**GIVEN ENTRIES:**
______________________________
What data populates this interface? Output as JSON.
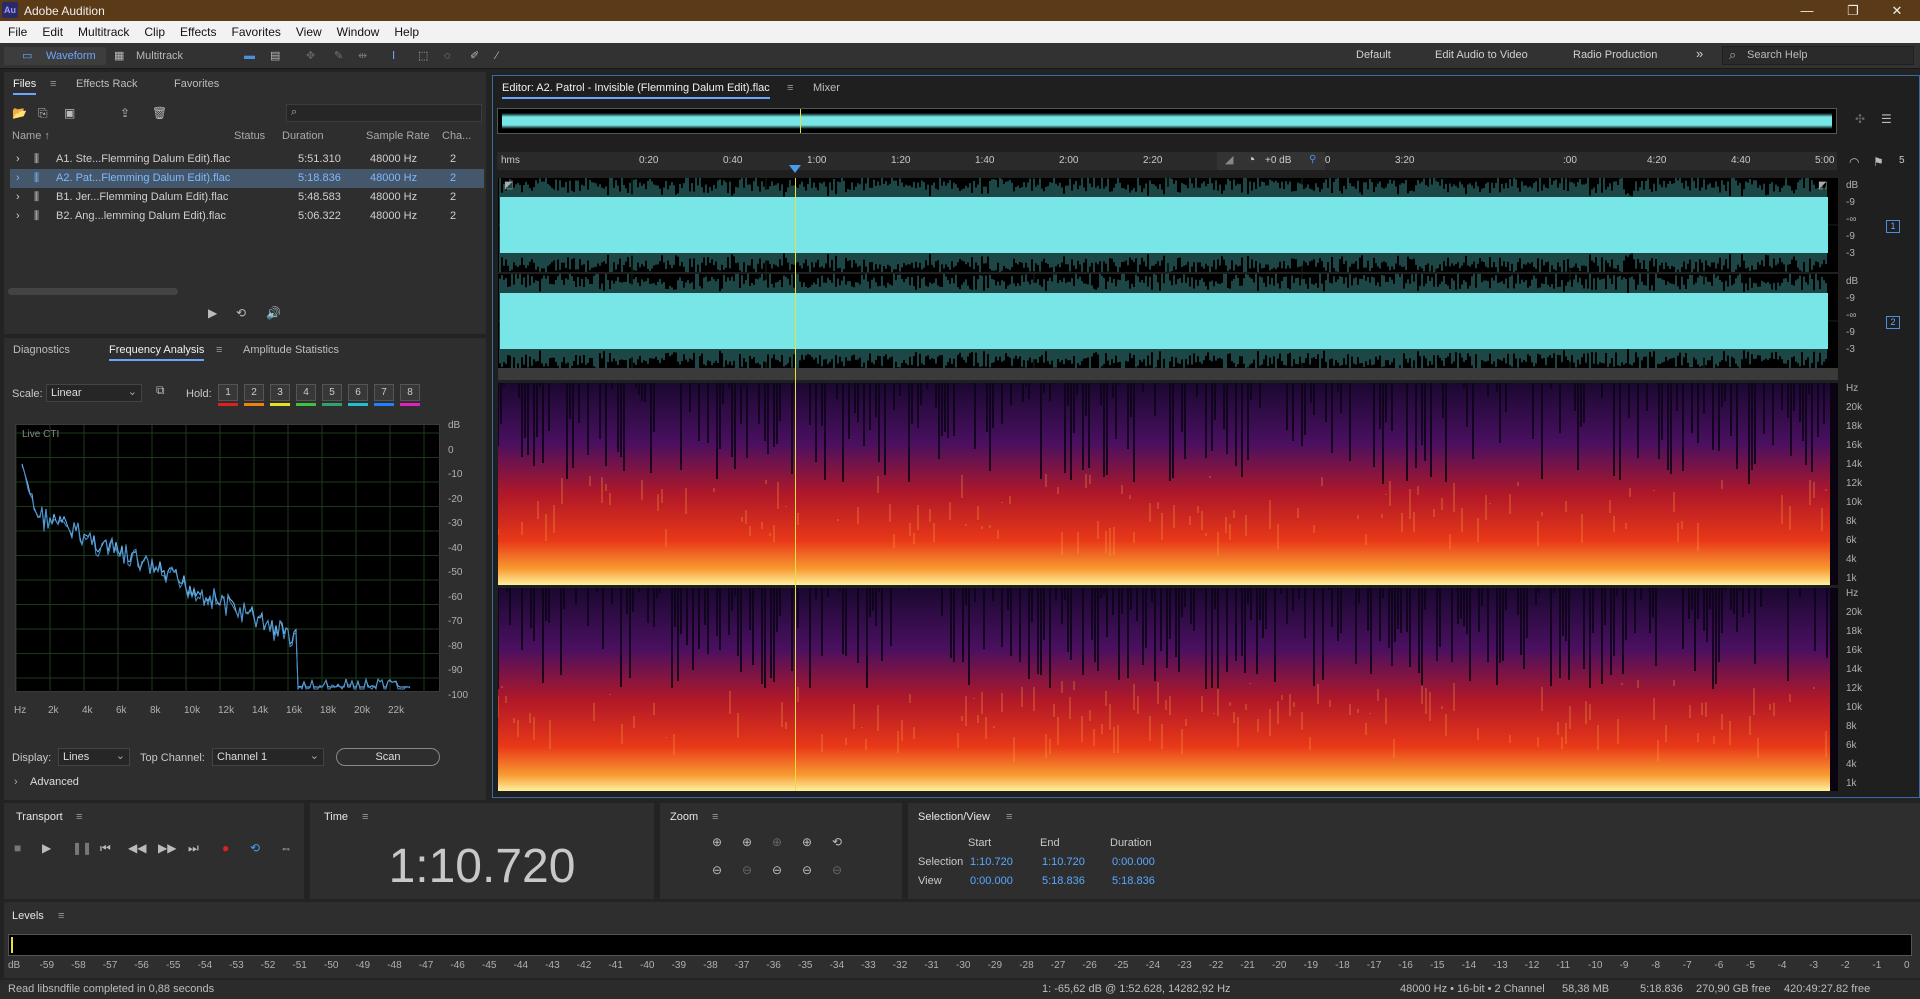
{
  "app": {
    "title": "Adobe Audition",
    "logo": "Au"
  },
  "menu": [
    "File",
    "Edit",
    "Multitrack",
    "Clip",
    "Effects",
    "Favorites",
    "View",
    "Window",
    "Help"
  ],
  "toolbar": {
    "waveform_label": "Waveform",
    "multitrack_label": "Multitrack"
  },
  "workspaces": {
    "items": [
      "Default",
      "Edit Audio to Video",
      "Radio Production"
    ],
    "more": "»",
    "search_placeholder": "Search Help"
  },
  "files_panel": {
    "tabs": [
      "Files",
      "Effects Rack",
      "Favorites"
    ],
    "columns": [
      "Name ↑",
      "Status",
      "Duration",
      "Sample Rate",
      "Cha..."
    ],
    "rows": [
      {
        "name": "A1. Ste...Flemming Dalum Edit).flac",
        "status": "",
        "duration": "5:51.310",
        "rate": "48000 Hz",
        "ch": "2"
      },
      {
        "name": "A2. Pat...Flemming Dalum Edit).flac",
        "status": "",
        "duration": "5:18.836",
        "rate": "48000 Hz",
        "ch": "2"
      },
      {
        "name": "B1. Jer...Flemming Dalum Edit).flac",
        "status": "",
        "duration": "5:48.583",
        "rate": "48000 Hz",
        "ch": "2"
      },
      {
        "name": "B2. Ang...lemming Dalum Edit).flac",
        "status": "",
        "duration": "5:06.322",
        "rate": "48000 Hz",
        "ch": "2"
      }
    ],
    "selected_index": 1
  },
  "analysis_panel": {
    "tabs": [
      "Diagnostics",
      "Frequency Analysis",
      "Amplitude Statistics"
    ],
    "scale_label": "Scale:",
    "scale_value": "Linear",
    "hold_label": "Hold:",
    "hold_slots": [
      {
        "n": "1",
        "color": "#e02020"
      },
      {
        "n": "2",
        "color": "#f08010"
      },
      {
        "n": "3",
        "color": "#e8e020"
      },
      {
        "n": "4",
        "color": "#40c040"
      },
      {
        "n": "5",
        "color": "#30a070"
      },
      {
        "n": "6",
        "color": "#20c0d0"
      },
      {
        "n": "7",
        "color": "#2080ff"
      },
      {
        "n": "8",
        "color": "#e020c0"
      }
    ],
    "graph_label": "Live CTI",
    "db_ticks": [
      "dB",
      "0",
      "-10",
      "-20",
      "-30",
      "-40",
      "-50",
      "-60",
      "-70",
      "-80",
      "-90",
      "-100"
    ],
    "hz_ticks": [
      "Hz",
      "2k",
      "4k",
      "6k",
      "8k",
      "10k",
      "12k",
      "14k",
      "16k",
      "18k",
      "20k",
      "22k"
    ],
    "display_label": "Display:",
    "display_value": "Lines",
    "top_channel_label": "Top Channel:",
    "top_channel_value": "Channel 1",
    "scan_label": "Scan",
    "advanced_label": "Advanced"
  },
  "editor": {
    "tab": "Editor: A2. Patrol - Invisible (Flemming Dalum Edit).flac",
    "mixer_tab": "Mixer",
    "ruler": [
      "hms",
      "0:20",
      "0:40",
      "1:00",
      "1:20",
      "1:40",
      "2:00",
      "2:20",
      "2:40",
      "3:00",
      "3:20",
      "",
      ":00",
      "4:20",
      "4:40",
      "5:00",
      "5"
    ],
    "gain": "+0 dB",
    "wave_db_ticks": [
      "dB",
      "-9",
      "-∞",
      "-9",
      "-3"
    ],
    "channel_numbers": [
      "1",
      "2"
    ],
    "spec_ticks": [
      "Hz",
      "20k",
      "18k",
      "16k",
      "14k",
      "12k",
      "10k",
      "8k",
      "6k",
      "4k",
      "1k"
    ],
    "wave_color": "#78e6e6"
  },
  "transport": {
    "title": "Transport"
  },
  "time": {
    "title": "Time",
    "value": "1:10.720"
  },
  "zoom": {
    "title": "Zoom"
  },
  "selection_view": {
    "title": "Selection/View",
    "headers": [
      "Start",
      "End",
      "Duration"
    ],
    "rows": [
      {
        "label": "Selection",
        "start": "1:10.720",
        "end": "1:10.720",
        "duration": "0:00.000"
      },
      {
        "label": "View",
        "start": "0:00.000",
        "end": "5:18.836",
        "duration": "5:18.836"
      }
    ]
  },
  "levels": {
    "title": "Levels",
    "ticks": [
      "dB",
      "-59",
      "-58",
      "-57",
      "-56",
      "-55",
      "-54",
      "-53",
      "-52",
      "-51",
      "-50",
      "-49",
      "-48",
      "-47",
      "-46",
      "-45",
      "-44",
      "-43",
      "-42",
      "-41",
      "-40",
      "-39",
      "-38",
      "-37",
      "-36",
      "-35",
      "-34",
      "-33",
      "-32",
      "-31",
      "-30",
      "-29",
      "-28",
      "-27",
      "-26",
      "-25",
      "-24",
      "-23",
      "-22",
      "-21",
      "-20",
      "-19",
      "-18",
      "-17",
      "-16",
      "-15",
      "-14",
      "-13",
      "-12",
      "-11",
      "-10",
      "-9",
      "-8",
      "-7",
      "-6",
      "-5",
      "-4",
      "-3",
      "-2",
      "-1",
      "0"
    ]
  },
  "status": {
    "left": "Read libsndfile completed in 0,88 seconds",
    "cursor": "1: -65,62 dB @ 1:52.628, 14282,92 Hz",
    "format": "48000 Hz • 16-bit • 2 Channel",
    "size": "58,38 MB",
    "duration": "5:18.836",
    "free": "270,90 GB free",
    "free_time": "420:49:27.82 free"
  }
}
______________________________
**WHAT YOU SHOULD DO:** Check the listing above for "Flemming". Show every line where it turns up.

**ANSWER BELOW:**
        "name": "A1. Ste...Flemming Dalum Edit).flac",
        "name": "A2. Pat...Flemming Dalum Edit).flac",
        "name": "B1. Jer...Flemming Dalum Edit).flac",
    "tab": "Editor: A2. Patrol - Invisible (Flemming Dalum Edit).flac",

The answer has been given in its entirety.